*TASK*
Provide the number of lines below containing the word "this", without any other words.

*DATASET EXTRACT*
────────
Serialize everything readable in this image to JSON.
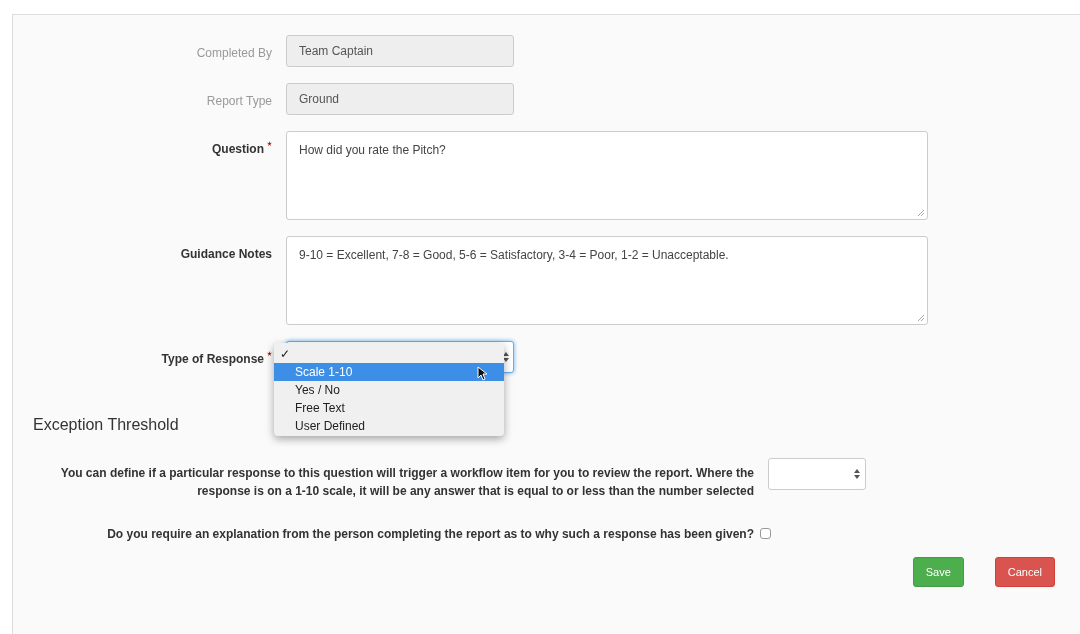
{
  "fields": [
    {
      "kind": "readonly",
      "label": "Completed By",
      "required": false,
      "value": "Team Captain"
    },
    {
      "kind": "readonly",
      "label": "Report Type",
      "required": false,
      "value": "Ground"
    },
    {
      "kind": "textarea",
      "label": "Question",
      "required": true,
      "value": "How did you rate the Pitch?"
    },
    {
      "kind": "textarea",
      "label": "Guidance Notes",
      "required": false,
      "value": "9-10 = Excellent,  7-8 = Good,  5-6 = Satisfactory,  3-4 = Poor, 1-2 = Unacceptable."
    }
  ],
  "type_of_response": {
    "label": "Type of Response",
    "required": true,
    "menu": {
      "check_mark": "✓",
      "options": [
        {
          "label": "Scale 1-10",
          "selected": true
        },
        {
          "label": "Yes / No",
          "selected": false
        },
        {
          "label": "Free Text",
          "selected": false
        },
        {
          "label": "User Defined",
          "selected": false
        }
      ]
    }
  },
  "exception_threshold": {
    "heading": "Exception Threshold",
    "threshold_text": "You can define if a particular response to this question will trigger a workflow item for you to review the report. Where the response is on a 1-10 scale, it will be any answer that is equal to or less than the number selected",
    "explanation_text": "Do you require an explanation from the person completing the report as to why such a response has been given?",
    "explanation_checked": false
  },
  "buttons": [
    {
      "kind": "save",
      "label": "Save"
    },
    {
      "kind": "cancel",
      "label": "Cancel"
    }
  ]
}
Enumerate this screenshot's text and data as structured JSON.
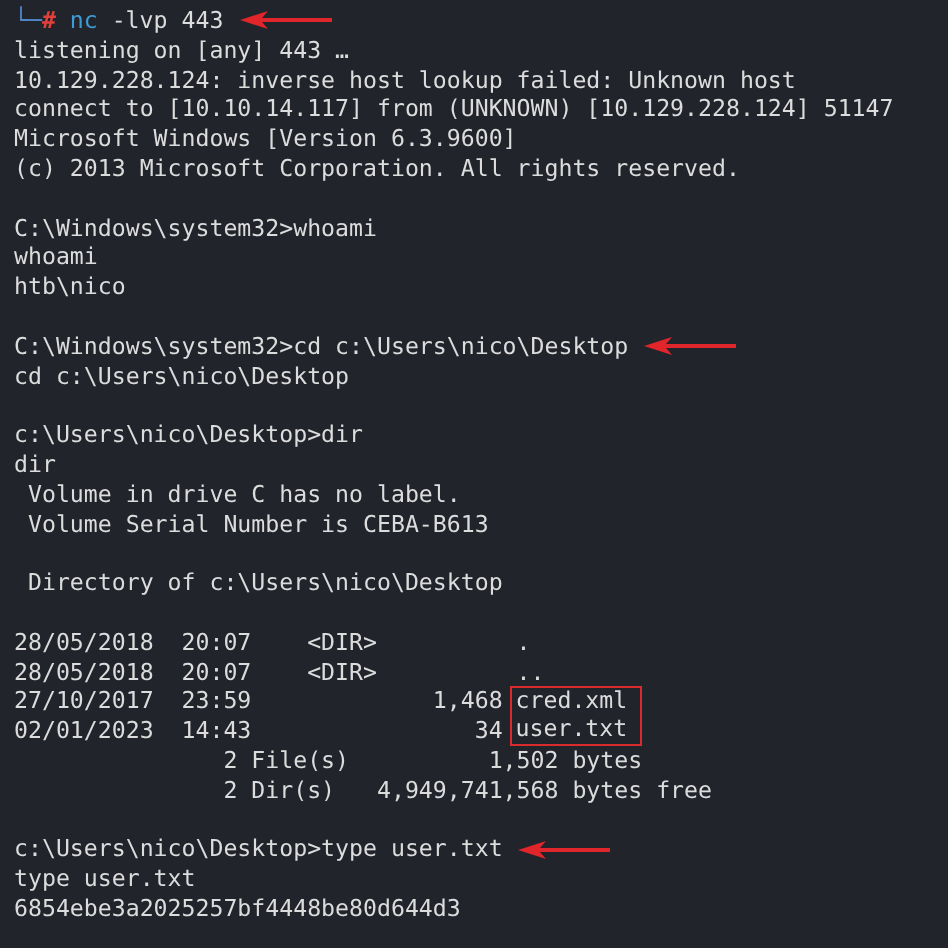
{
  "terminal": {
    "lines": [
      {
        "kind": "shell",
        "corner": "└─",
        "symbol": "#",
        "program": "nc",
        "args": "-lvp 443",
        "arrow": true
      },
      {
        "kind": "out",
        "text": "listening on [any] 443 …",
        "arrow": false
      },
      {
        "kind": "out",
        "text": "10.129.228.124: inverse host lookup failed: Unknown host",
        "arrow": false
      },
      {
        "kind": "out",
        "text": "connect to [10.10.14.117] from (UNKNOWN) [10.129.228.124] 51147",
        "arrow": false
      },
      {
        "kind": "out",
        "text": "Microsoft Windows [Version 6.3.9600]",
        "arrow": false
      },
      {
        "kind": "out",
        "text": "(c) 2013 Microsoft Corporation. All rights reserved.",
        "arrow": false
      },
      {
        "kind": "blank"
      },
      {
        "kind": "cmd",
        "text": "C:\\Windows\\system32>whoami",
        "arrow": false
      },
      {
        "kind": "out",
        "text": "whoami",
        "arrow": false
      },
      {
        "kind": "out",
        "text": "htb\\nico",
        "arrow": false
      },
      {
        "kind": "blank"
      },
      {
        "kind": "cmd",
        "text": "C:\\Windows\\system32>cd c:\\Users\\nico\\Desktop",
        "arrow": true
      },
      {
        "kind": "out",
        "text": "cd c:\\Users\\nico\\Desktop",
        "arrow": false
      },
      {
        "kind": "blank"
      },
      {
        "kind": "cmd",
        "text": "c:\\Users\\nico\\Desktop>dir",
        "arrow": false
      },
      {
        "kind": "out",
        "text": "dir",
        "arrow": false
      },
      {
        "kind": "out",
        "text": " Volume in drive C has no label.",
        "arrow": false
      },
      {
        "kind": "out",
        "text": " Volume Serial Number is CEBA-B613",
        "arrow": false
      },
      {
        "kind": "blank"
      },
      {
        "kind": "out",
        "text": " Directory of c:\\Users\\nico\\Desktop",
        "arrow": false
      },
      {
        "kind": "blank"
      },
      {
        "kind": "listing",
        "entries": [
          {
            "meta": "28/05/2018  20:07    <DIR>          ",
            "name": ".",
            "highlighted": false
          },
          {
            "meta": "28/05/2018  20:07    <DIR>          ",
            "name": "..",
            "highlighted": false
          },
          {
            "meta": "27/10/2017  23:59             1,468 ",
            "name": "cred.xml",
            "highlighted": true
          },
          {
            "meta": "02/01/2023  14:43                34 ",
            "name": "user.txt",
            "highlighted": true
          }
        ]
      },
      {
        "kind": "out",
        "text": "               2 File(s)          1,502 bytes",
        "arrow": false
      },
      {
        "kind": "out",
        "text": "               2 Dir(s)   4,949,741,568 bytes free",
        "arrow": false
      },
      {
        "kind": "blank"
      },
      {
        "kind": "cmd",
        "text": "c:\\Users\\nico\\Desktop>type user.txt",
        "arrow": true
      },
      {
        "kind": "out",
        "text": "type user.txt",
        "arrow": false
      },
      {
        "kind": "out",
        "text": "6854ebe3a2025257bf4448be80d644d3",
        "arrow": false
      }
    ]
  }
}
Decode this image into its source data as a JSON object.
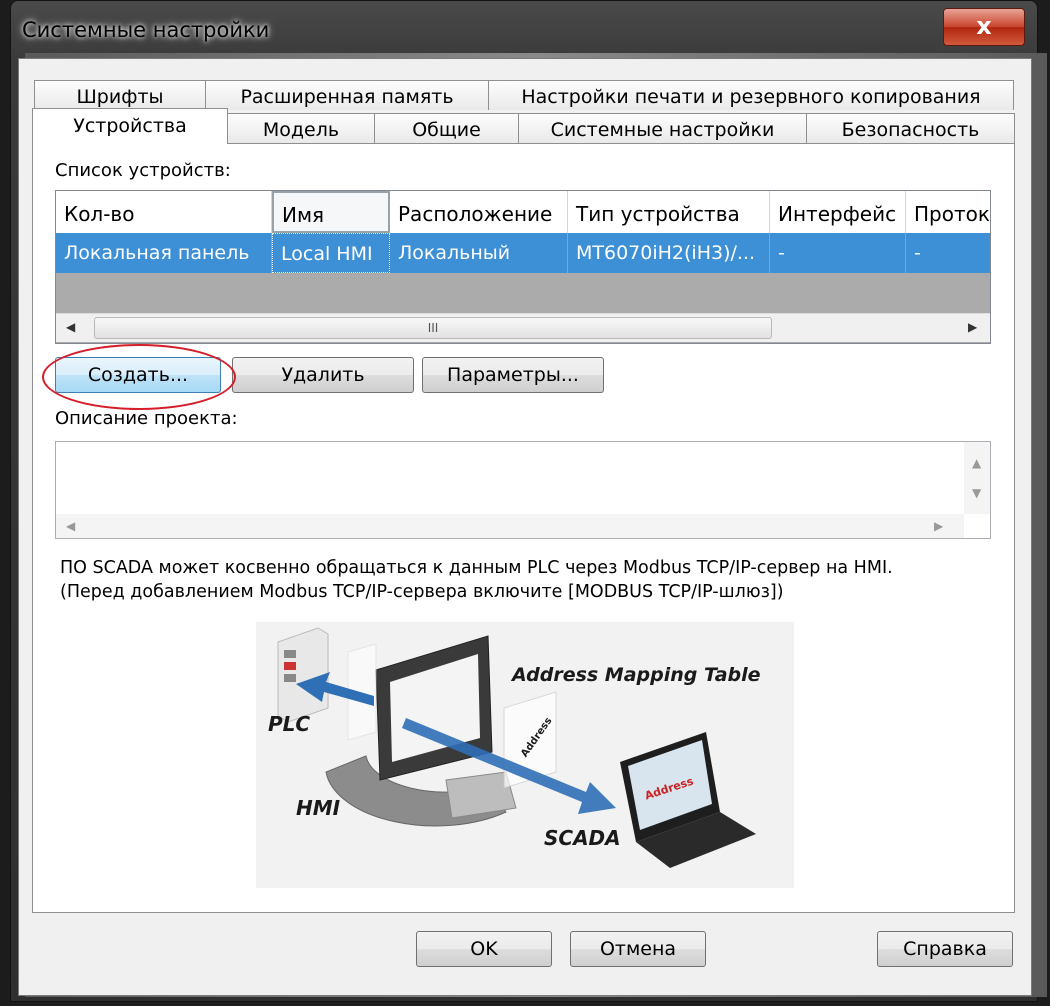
{
  "window": {
    "title": "Системные настройки",
    "close_glyph": "x"
  },
  "tabs_row1": [
    {
      "label": "Шрифты"
    },
    {
      "label": "Расширенная память"
    },
    {
      "label": "Настройки печати и резервного копирования"
    }
  ],
  "tabs_row2": [
    {
      "label": "Устройства",
      "active": true
    },
    {
      "label": "Модель"
    },
    {
      "label": "Общие"
    },
    {
      "label": "Системные настройки"
    },
    {
      "label": "Безопасность"
    }
  ],
  "devices": {
    "list_label": "Список устройств:",
    "columns": [
      "Кол-во",
      "Имя",
      "Расположение",
      "Тип устройства",
      "Интерфейс",
      "Протокол"
    ],
    "rows": [
      [
        "Локальная панель",
        "Local HMI",
        "Локальный",
        "MT6070iH2(iH3)/...",
        "-",
        "-"
      ]
    ],
    "scroll_thumb_glyph": "III"
  },
  "buttons": {
    "create": "Создать...",
    "delete": "Удалить",
    "params": "Параметры..."
  },
  "description": {
    "label": "Описание проекта:",
    "value": ""
  },
  "note": {
    "line1": "ПО SCADA может косвенно обращаться к данным PLC через Modbus TCP/IP-сервер на HMI.",
    "line2": "(Перед добавлением Modbus TCP/IP-сервера включите [MODBUS TCP/IP-шлюз])"
  },
  "illustration": {
    "title": "Address Mapping Table",
    "plc": "PLC",
    "hmi": "HMI",
    "scada": "SCADA",
    "address_tag": "Address",
    "screen_tag": "Address"
  },
  "footer": {
    "ok": "OK",
    "cancel": "Отмена",
    "help": "Справка"
  },
  "colors": {
    "selection": "#3d8fd6",
    "highlight_oval": "#d41f2a",
    "close_button": "#c9432c"
  }
}
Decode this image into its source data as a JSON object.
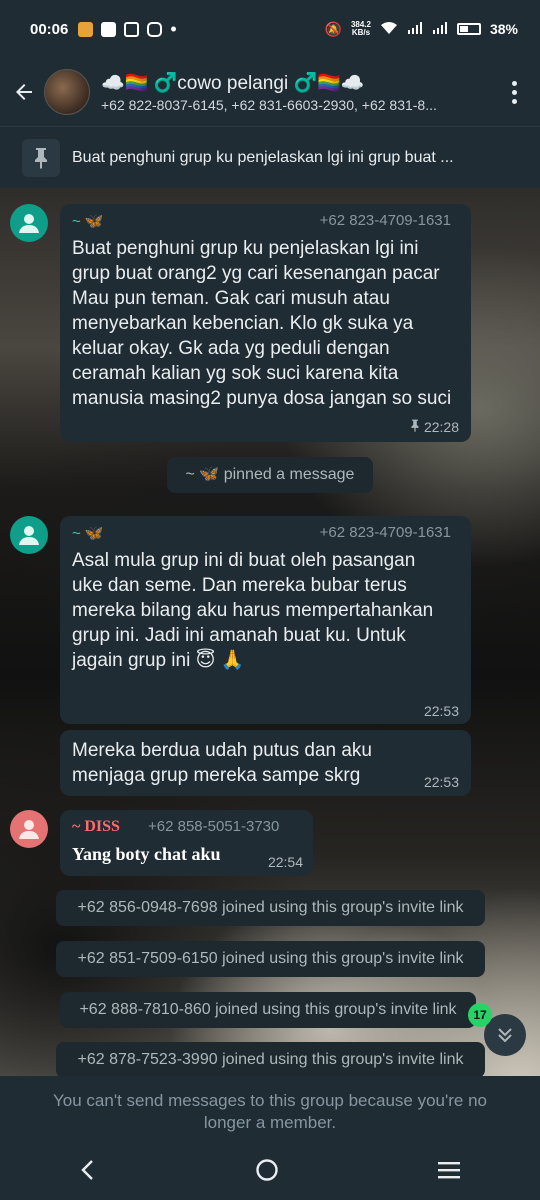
{
  "status_bar": {
    "time": "00:06",
    "net_speed": "384.2\nKB/s",
    "battery": "38%"
  },
  "header": {
    "group_name": "☁️🏳️‍🌈 ♂️cowo pelangi ♂️🏳️‍🌈☁️",
    "members": "+62 822-8037-6145, +62 831-6603-2930, +62 831-8..."
  },
  "pinned": {
    "text": "Buat penghuni grup ku penjelaskan lgi ini grup buat ..."
  },
  "messages": [
    {
      "sender": "~ 🦋",
      "phone": "+62 823-4709-1631",
      "text": "Buat penghuni grup ku penjelaskan lgi ini grup buat orang2 yg cari kesenangan pacar Mau pun teman. Gak cari musuh atau menyebarkan kebencian. Klo gk suka ya keluar okay. Gk ada yg peduli dengan ceramah kalian yg sok suci karena kita manusia masing2 punya dosa jangan so suci",
      "time": "22:28"
    },
    {
      "sender": "~ 🦋",
      "phone": "+62 823-4709-1631",
      "text": "Asal mula grup ini di buat oleh pasangan uke dan seme. Dan mereka bubar terus mereka bilang aku harus mempertahankan grup ini. Jadi ini amanah buat ku. Untuk jagain grup ini 😇 🙏",
      "time": "22:53"
    },
    {
      "text": "Mereka berdua udah putus dan aku menjaga grup mereka sampe skrg",
      "time": "22:53"
    },
    {
      "sender": "~ DISS",
      "phone": "+62 858-5051-3730",
      "text": "Yang boty chat aku",
      "time": "22:54"
    }
  ],
  "system": {
    "pinned_notice": "~ 🦋 pinned a message",
    "joined": [
      "+62 856-0948-7698 joined using this group's invite link",
      "+62 851-7509-6150 joined using this group's invite link",
      "+62 888-7810-860 joined using this group's invite link",
      "+62 878-7523-3990 joined using this group's invite link"
    ]
  },
  "unread_count": "17",
  "footer": {
    "notice": "You can't send messages to this group because you're no longer a member."
  },
  "colors": {
    "bar": "#1f2c34",
    "bubble": "#202c33",
    "accent": "#25d366",
    "sender1": "#4fc3a1",
    "sender2": "#ff6b6b"
  }
}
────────
*SOLVED PROBLEM*
10